**Task details**. Restate the entries word for word, omitting nothing.

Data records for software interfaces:
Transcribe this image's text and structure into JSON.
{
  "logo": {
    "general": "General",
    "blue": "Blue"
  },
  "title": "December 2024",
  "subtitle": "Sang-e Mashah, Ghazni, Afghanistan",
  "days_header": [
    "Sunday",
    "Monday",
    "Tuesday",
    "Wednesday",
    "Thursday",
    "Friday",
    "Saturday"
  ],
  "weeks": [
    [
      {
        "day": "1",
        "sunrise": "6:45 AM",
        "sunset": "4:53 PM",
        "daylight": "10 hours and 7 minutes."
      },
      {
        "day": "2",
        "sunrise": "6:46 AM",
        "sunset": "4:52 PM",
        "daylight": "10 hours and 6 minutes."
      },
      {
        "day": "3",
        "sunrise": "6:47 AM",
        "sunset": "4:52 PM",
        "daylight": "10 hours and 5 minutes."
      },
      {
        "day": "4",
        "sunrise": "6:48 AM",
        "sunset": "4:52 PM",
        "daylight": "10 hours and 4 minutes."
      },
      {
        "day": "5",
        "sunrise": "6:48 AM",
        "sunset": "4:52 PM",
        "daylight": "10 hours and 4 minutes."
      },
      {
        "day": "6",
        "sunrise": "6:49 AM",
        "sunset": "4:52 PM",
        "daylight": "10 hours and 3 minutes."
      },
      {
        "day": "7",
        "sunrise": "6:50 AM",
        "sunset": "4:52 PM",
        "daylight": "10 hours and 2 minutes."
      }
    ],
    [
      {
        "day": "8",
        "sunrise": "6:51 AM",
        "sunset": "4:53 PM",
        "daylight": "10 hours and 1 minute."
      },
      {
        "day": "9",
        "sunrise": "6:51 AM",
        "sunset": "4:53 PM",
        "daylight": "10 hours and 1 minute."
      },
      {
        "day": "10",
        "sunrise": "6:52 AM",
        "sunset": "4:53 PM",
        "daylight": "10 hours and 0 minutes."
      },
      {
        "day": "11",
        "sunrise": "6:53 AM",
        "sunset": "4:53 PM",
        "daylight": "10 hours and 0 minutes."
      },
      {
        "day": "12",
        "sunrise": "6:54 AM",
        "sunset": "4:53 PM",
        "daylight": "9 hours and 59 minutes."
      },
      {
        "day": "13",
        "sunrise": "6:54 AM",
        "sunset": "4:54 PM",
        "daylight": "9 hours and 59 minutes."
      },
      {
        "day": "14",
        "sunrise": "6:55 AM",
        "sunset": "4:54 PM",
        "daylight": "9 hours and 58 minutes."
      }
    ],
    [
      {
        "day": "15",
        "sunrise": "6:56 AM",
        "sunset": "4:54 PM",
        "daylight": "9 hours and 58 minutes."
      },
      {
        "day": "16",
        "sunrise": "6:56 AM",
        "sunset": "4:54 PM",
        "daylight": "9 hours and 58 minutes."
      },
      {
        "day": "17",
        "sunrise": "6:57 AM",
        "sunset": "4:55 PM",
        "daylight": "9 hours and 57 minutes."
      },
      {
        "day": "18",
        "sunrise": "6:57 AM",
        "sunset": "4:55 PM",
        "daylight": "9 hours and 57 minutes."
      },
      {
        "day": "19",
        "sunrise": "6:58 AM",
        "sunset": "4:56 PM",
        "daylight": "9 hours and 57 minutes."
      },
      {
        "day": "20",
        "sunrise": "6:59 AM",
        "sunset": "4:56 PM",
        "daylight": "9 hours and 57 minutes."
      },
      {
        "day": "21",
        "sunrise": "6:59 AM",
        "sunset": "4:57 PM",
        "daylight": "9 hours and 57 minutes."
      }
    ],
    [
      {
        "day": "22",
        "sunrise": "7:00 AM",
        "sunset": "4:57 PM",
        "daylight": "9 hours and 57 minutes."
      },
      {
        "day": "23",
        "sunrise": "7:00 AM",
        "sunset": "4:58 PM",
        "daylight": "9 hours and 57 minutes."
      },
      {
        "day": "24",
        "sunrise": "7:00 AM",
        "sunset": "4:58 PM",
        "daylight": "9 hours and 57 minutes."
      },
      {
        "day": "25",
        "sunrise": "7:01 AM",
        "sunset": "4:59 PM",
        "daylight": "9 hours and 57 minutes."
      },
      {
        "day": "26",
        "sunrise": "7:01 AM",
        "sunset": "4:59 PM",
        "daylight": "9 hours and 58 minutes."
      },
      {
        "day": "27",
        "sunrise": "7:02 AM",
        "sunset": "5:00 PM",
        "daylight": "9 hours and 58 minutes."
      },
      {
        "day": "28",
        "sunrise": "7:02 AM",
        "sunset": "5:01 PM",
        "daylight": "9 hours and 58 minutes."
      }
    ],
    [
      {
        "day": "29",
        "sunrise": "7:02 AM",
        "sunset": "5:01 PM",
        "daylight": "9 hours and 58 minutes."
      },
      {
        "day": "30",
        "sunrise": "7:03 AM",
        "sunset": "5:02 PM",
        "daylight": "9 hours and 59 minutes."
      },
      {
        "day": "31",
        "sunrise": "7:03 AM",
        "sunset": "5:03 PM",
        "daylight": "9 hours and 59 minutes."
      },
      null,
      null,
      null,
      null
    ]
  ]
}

**Response to the task**.
Transcribe this image's text and structure into JSON.
{
  "logo": {
    "general": "General",
    "blue": "Blue"
  },
  "title": "December 2024",
  "subtitle": "Sang-e Mashah, Ghazni, Afghanistan",
  "days_header": [
    "Sunday",
    "Monday",
    "Tuesday",
    "Wednesday",
    "Thursday",
    "Friday",
    "Saturday"
  ],
  "weeks": [
    [
      {
        "day": "1",
        "sunrise": "6:45 AM",
        "sunset": "4:53 PM",
        "daylight": "10 hours and 7 minutes."
      },
      {
        "day": "2",
        "sunrise": "6:46 AM",
        "sunset": "4:52 PM",
        "daylight": "10 hours and 6 minutes."
      },
      {
        "day": "3",
        "sunrise": "6:47 AM",
        "sunset": "4:52 PM",
        "daylight": "10 hours and 5 minutes."
      },
      {
        "day": "4",
        "sunrise": "6:48 AM",
        "sunset": "4:52 PM",
        "daylight": "10 hours and 4 minutes."
      },
      {
        "day": "5",
        "sunrise": "6:48 AM",
        "sunset": "4:52 PM",
        "daylight": "10 hours and 4 minutes."
      },
      {
        "day": "6",
        "sunrise": "6:49 AM",
        "sunset": "4:52 PM",
        "daylight": "10 hours and 3 minutes."
      },
      {
        "day": "7",
        "sunrise": "6:50 AM",
        "sunset": "4:52 PM",
        "daylight": "10 hours and 2 minutes."
      }
    ],
    [
      {
        "day": "8",
        "sunrise": "6:51 AM",
        "sunset": "4:53 PM",
        "daylight": "10 hours and 1 minute."
      },
      {
        "day": "9",
        "sunrise": "6:51 AM",
        "sunset": "4:53 PM",
        "daylight": "10 hours and 1 minute."
      },
      {
        "day": "10",
        "sunrise": "6:52 AM",
        "sunset": "4:53 PM",
        "daylight": "10 hours and 0 minutes."
      },
      {
        "day": "11",
        "sunrise": "6:53 AM",
        "sunset": "4:53 PM",
        "daylight": "10 hours and 0 minutes."
      },
      {
        "day": "12",
        "sunrise": "6:54 AM",
        "sunset": "4:53 PM",
        "daylight": "9 hours and 59 minutes."
      },
      {
        "day": "13",
        "sunrise": "6:54 AM",
        "sunset": "4:54 PM",
        "daylight": "9 hours and 59 minutes."
      },
      {
        "day": "14",
        "sunrise": "6:55 AM",
        "sunset": "4:54 PM",
        "daylight": "9 hours and 58 minutes."
      }
    ],
    [
      {
        "day": "15",
        "sunrise": "6:56 AM",
        "sunset": "4:54 PM",
        "daylight": "9 hours and 58 minutes."
      },
      {
        "day": "16",
        "sunrise": "6:56 AM",
        "sunset": "4:54 PM",
        "daylight": "9 hours and 58 minutes."
      },
      {
        "day": "17",
        "sunrise": "6:57 AM",
        "sunset": "4:55 PM",
        "daylight": "9 hours and 57 minutes."
      },
      {
        "day": "18",
        "sunrise": "6:57 AM",
        "sunset": "4:55 PM",
        "daylight": "9 hours and 57 minutes."
      },
      {
        "day": "19",
        "sunrise": "6:58 AM",
        "sunset": "4:56 PM",
        "daylight": "9 hours and 57 minutes."
      },
      {
        "day": "20",
        "sunrise": "6:59 AM",
        "sunset": "4:56 PM",
        "daylight": "9 hours and 57 minutes."
      },
      {
        "day": "21",
        "sunrise": "6:59 AM",
        "sunset": "4:57 PM",
        "daylight": "9 hours and 57 minutes."
      }
    ],
    [
      {
        "day": "22",
        "sunrise": "7:00 AM",
        "sunset": "4:57 PM",
        "daylight": "9 hours and 57 minutes."
      },
      {
        "day": "23",
        "sunrise": "7:00 AM",
        "sunset": "4:58 PM",
        "daylight": "9 hours and 57 minutes."
      },
      {
        "day": "24",
        "sunrise": "7:00 AM",
        "sunset": "4:58 PM",
        "daylight": "9 hours and 57 minutes."
      },
      {
        "day": "25",
        "sunrise": "7:01 AM",
        "sunset": "4:59 PM",
        "daylight": "9 hours and 57 minutes."
      },
      {
        "day": "26",
        "sunrise": "7:01 AM",
        "sunset": "4:59 PM",
        "daylight": "9 hours and 58 minutes."
      },
      {
        "day": "27",
        "sunrise": "7:02 AM",
        "sunset": "5:00 PM",
        "daylight": "9 hours and 58 minutes."
      },
      {
        "day": "28",
        "sunrise": "7:02 AM",
        "sunset": "5:01 PM",
        "daylight": "9 hours and 58 minutes."
      }
    ],
    [
      {
        "day": "29",
        "sunrise": "7:02 AM",
        "sunset": "5:01 PM",
        "daylight": "9 hours and 58 minutes."
      },
      {
        "day": "30",
        "sunrise": "7:03 AM",
        "sunset": "5:02 PM",
        "daylight": "9 hours and 59 minutes."
      },
      {
        "day": "31",
        "sunrise": "7:03 AM",
        "sunset": "5:03 PM",
        "daylight": "9 hours and 59 minutes."
      },
      null,
      null,
      null,
      null
    ]
  ]
}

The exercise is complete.